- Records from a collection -
══════
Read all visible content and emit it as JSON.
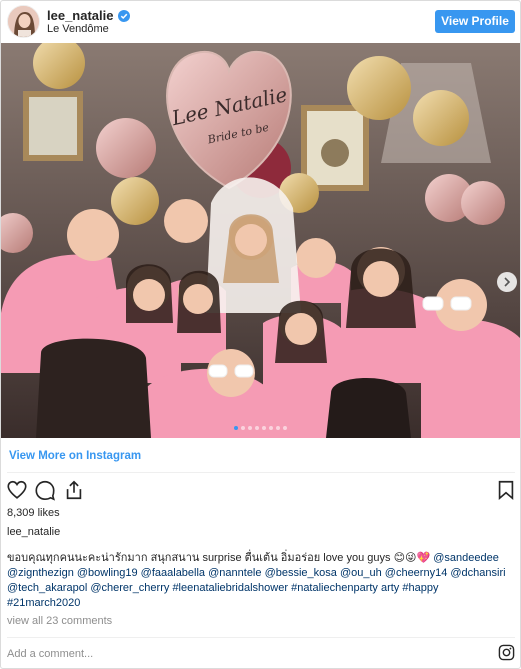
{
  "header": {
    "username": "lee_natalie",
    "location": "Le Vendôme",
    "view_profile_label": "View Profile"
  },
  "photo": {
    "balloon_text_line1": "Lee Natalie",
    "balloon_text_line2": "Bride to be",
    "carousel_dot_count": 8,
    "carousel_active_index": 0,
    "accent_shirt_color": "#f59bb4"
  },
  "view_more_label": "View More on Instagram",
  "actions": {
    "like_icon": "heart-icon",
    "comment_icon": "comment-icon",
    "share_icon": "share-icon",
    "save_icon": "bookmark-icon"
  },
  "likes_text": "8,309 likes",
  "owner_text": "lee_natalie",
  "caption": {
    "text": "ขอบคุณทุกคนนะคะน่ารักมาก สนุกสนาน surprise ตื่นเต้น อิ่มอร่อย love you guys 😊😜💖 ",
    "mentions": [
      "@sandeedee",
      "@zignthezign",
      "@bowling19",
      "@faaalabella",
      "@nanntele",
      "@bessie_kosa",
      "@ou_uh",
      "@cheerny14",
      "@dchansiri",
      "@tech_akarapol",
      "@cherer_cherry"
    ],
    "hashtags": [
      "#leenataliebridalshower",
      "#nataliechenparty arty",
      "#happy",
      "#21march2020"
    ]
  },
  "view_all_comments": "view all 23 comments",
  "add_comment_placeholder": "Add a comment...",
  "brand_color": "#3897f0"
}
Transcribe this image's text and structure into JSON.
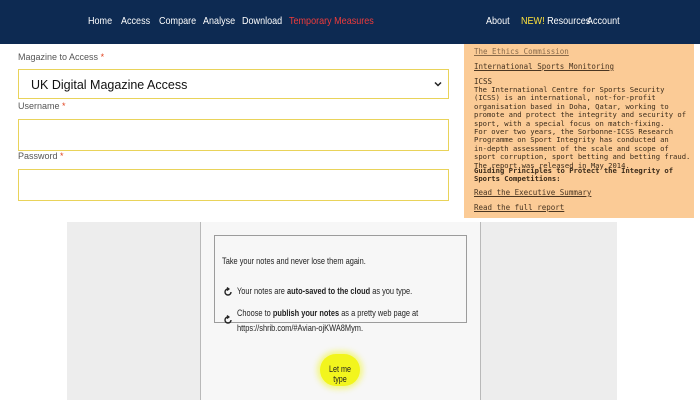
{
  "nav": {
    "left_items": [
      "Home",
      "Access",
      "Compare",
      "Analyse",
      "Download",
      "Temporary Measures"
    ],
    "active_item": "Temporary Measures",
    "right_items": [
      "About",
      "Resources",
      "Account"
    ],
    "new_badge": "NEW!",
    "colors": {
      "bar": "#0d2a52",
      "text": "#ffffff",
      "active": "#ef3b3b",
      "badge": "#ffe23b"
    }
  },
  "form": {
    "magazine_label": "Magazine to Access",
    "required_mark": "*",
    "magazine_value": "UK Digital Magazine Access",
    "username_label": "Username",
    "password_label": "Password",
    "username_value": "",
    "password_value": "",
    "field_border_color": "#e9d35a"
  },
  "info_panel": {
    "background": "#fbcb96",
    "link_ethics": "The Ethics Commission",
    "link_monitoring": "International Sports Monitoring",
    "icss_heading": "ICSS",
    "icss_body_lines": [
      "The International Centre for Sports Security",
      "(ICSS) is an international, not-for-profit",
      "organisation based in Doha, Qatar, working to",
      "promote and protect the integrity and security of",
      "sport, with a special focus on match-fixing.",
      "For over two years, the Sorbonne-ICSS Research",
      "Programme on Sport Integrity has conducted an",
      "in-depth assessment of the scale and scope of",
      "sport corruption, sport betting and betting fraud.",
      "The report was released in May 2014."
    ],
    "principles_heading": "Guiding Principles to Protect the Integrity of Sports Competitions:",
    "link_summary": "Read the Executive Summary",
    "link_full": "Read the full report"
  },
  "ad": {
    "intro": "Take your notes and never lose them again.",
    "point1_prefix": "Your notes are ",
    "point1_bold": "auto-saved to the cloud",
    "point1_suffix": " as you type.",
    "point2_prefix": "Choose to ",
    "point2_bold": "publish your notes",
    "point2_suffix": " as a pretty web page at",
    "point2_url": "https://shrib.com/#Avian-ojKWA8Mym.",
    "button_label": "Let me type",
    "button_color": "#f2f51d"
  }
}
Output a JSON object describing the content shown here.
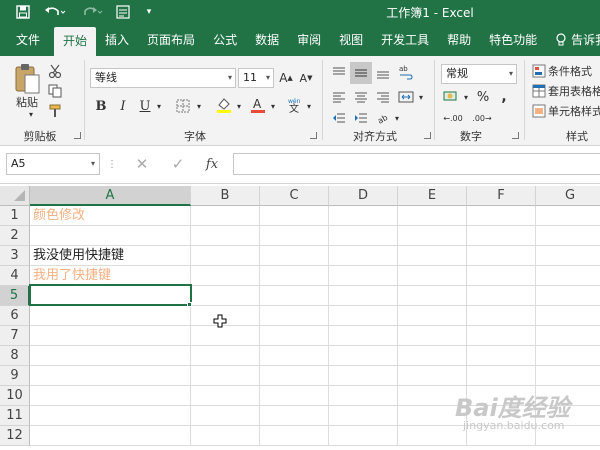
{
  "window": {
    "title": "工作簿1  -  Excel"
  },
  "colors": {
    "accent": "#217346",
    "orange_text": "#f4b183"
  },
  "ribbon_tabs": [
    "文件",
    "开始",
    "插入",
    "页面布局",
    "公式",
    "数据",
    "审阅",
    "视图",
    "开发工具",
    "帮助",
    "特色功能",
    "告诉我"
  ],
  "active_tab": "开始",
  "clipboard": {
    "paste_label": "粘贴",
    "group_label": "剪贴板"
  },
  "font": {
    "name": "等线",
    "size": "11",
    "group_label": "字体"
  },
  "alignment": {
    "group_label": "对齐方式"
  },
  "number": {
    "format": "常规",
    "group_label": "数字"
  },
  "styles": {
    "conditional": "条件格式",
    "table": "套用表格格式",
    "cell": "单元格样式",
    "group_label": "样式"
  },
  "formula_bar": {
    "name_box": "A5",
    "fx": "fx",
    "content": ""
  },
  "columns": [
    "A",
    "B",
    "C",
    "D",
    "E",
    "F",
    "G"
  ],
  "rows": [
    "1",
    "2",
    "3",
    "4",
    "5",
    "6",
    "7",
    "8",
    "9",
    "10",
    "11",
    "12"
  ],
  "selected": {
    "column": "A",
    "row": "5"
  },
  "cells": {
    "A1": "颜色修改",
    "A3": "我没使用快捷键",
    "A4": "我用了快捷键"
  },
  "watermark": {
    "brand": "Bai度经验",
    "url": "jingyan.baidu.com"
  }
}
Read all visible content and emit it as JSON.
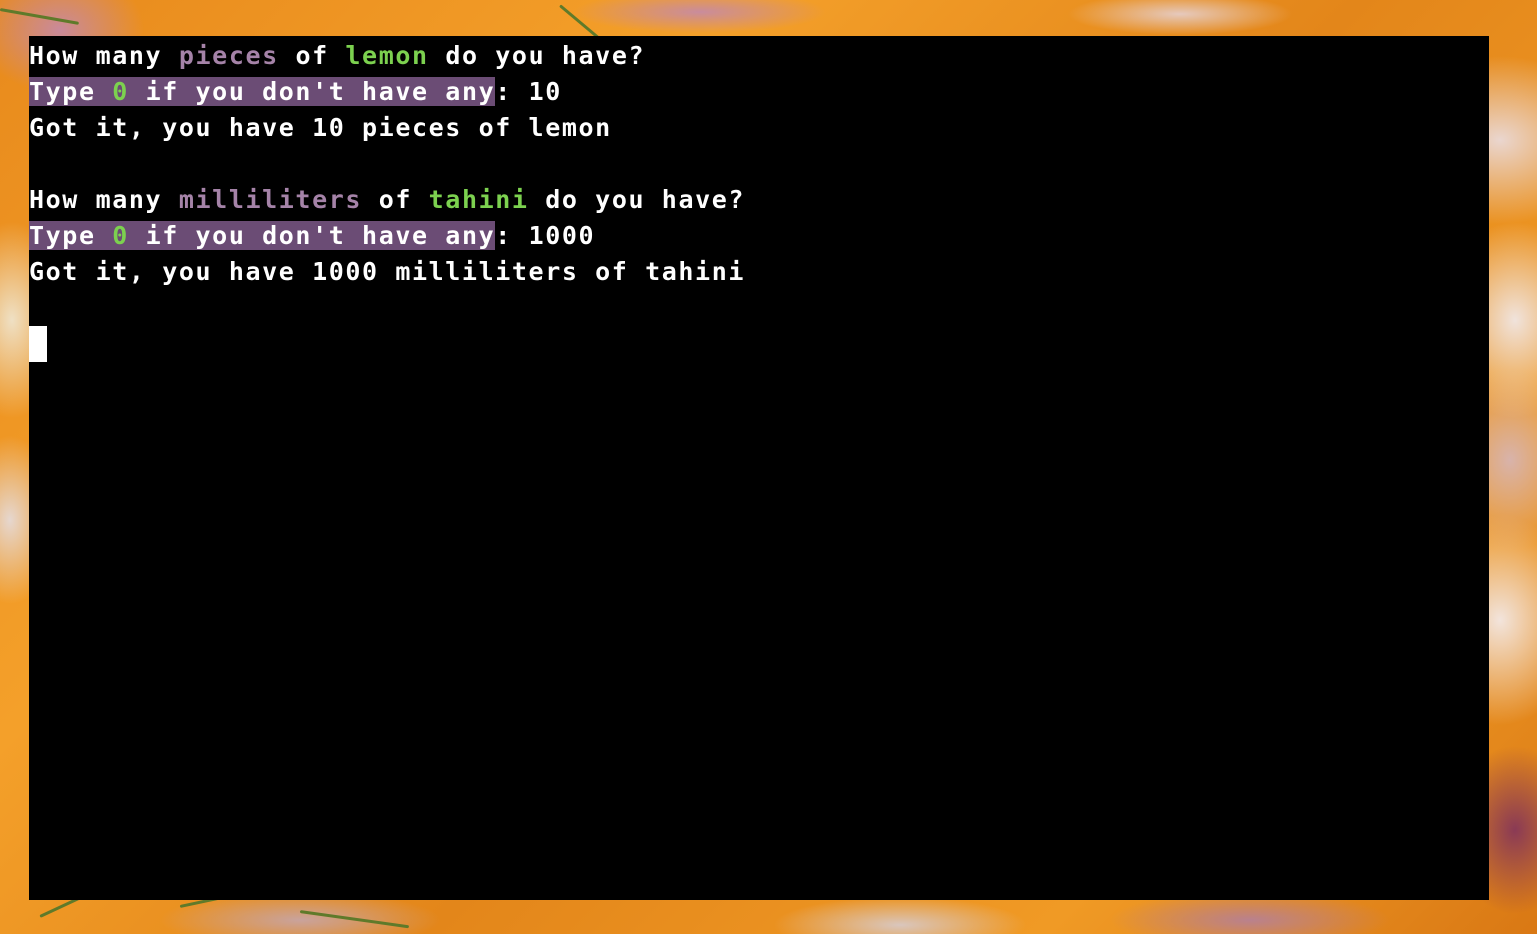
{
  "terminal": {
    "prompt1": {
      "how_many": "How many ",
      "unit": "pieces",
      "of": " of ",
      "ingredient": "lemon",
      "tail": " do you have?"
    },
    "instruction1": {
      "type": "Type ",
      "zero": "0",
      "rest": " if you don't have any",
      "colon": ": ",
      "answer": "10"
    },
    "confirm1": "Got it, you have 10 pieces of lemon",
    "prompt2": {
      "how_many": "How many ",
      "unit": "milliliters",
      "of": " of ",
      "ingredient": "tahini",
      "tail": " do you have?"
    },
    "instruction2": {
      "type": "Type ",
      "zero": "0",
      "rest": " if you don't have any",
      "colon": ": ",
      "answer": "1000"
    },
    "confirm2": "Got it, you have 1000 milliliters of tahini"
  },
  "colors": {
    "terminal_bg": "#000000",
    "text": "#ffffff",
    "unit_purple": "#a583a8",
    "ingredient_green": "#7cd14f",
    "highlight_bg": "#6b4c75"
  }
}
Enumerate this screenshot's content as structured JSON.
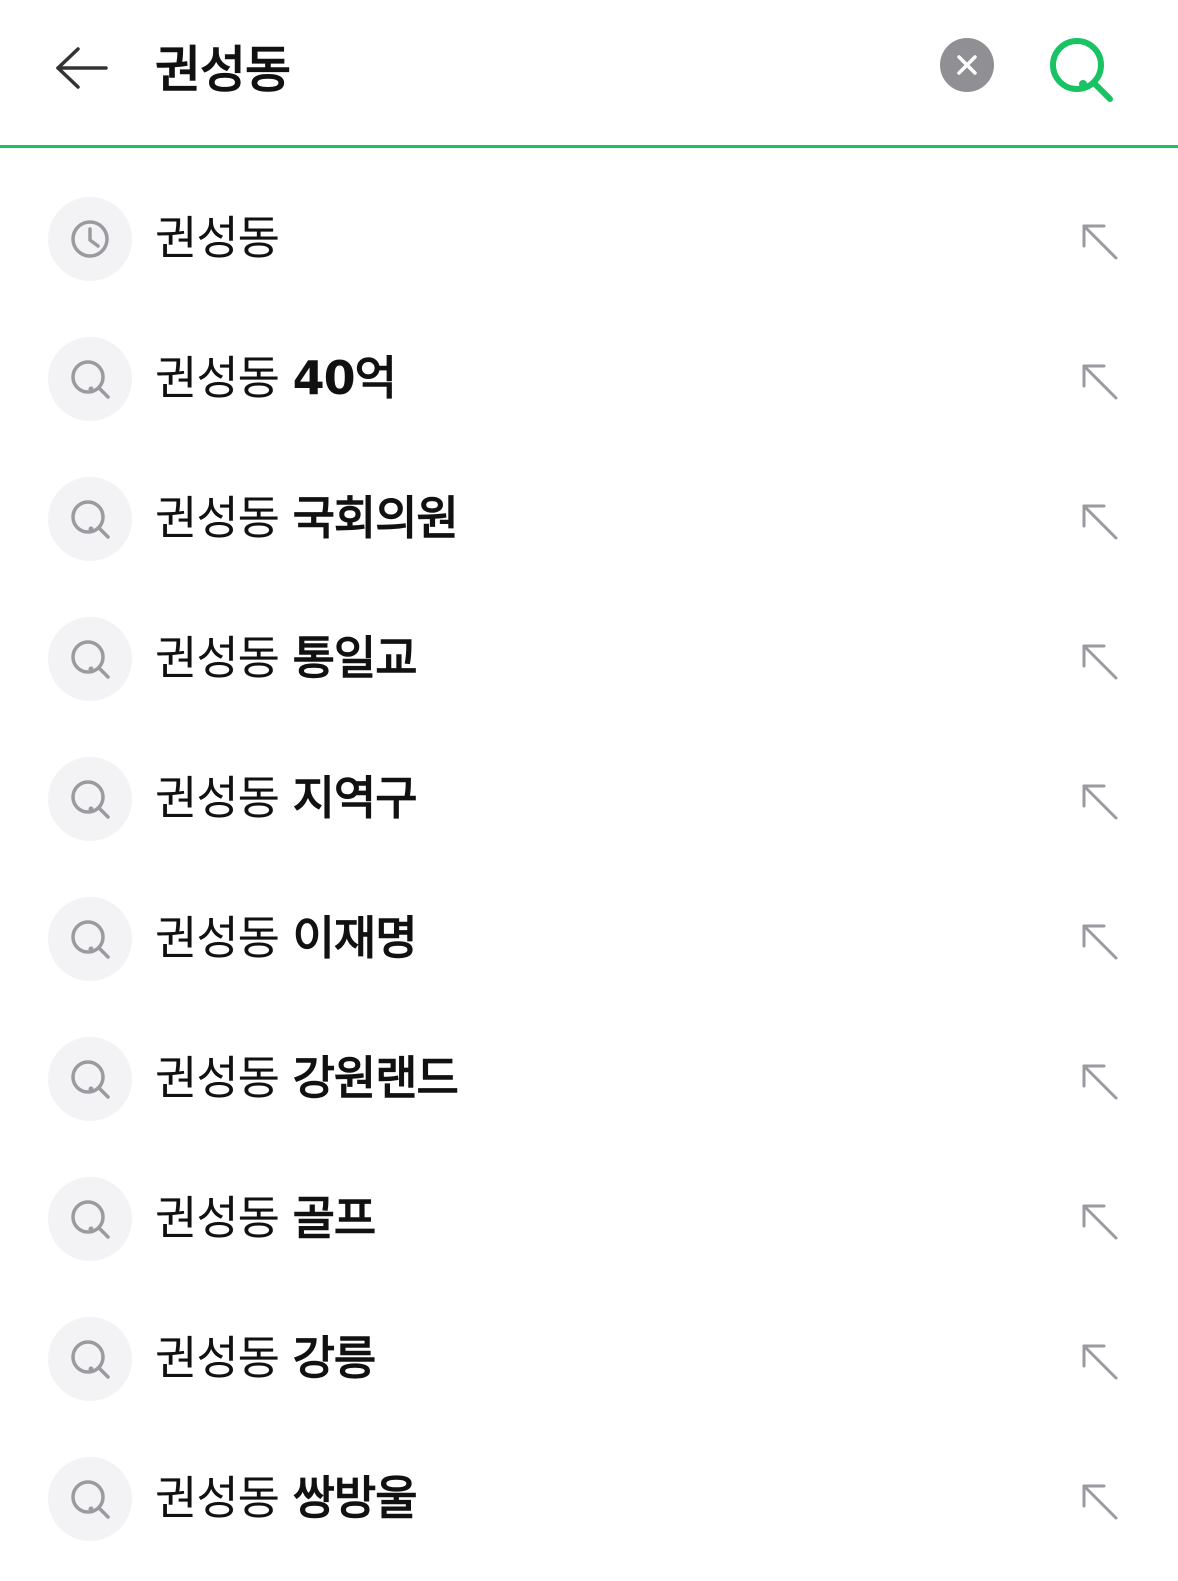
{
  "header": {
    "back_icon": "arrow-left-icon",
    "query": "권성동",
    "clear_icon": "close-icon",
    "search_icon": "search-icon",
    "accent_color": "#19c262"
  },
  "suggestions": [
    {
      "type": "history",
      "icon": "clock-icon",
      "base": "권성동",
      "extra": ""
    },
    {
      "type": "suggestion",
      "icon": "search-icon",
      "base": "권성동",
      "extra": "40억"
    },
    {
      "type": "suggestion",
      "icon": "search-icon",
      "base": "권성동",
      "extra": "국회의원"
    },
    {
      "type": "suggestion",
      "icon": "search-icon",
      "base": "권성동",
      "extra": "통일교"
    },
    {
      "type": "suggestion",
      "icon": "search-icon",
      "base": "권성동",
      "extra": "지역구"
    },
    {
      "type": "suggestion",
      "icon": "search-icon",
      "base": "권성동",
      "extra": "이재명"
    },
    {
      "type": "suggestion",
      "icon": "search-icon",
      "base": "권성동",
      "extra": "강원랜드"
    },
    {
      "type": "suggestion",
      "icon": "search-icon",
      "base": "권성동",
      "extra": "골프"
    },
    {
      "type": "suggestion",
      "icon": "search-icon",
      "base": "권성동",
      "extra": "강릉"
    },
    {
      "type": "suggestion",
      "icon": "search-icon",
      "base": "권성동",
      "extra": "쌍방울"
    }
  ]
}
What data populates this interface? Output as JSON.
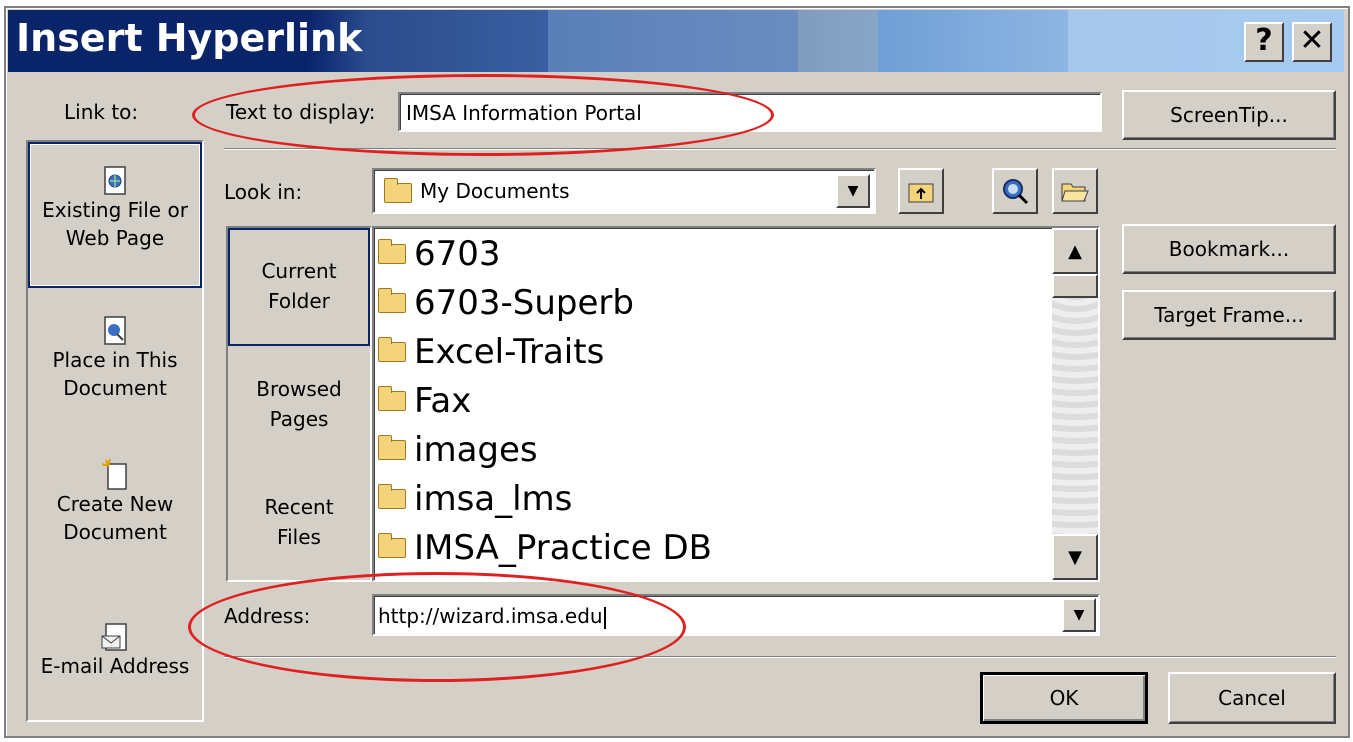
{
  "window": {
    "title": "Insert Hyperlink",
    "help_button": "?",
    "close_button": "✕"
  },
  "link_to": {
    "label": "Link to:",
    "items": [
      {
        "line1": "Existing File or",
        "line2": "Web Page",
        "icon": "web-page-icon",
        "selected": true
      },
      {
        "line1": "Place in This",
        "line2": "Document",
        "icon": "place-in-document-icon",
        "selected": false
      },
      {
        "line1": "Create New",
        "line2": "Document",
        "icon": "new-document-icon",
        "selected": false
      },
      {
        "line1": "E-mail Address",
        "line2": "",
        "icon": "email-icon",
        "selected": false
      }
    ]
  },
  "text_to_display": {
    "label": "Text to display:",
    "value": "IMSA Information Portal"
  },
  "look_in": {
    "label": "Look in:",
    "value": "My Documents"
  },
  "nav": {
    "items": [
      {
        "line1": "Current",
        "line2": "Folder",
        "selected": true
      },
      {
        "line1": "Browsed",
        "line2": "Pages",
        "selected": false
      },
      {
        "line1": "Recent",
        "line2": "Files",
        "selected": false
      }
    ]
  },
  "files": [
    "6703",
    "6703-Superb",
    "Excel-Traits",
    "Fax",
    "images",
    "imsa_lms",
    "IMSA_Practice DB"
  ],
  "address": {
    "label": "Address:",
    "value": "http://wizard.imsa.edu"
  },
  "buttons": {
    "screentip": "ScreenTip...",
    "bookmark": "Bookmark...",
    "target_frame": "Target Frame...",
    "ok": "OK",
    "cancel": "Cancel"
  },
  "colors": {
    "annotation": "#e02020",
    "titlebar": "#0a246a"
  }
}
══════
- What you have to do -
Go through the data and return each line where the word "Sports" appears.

- Answer to the exercise -
    "link_monitoring": "International Sports Monitoring",
      "The International Centre for Sports Security",
    "principles_heading": "Guiding Principles to Protect the Integrity of Sports Competitions:",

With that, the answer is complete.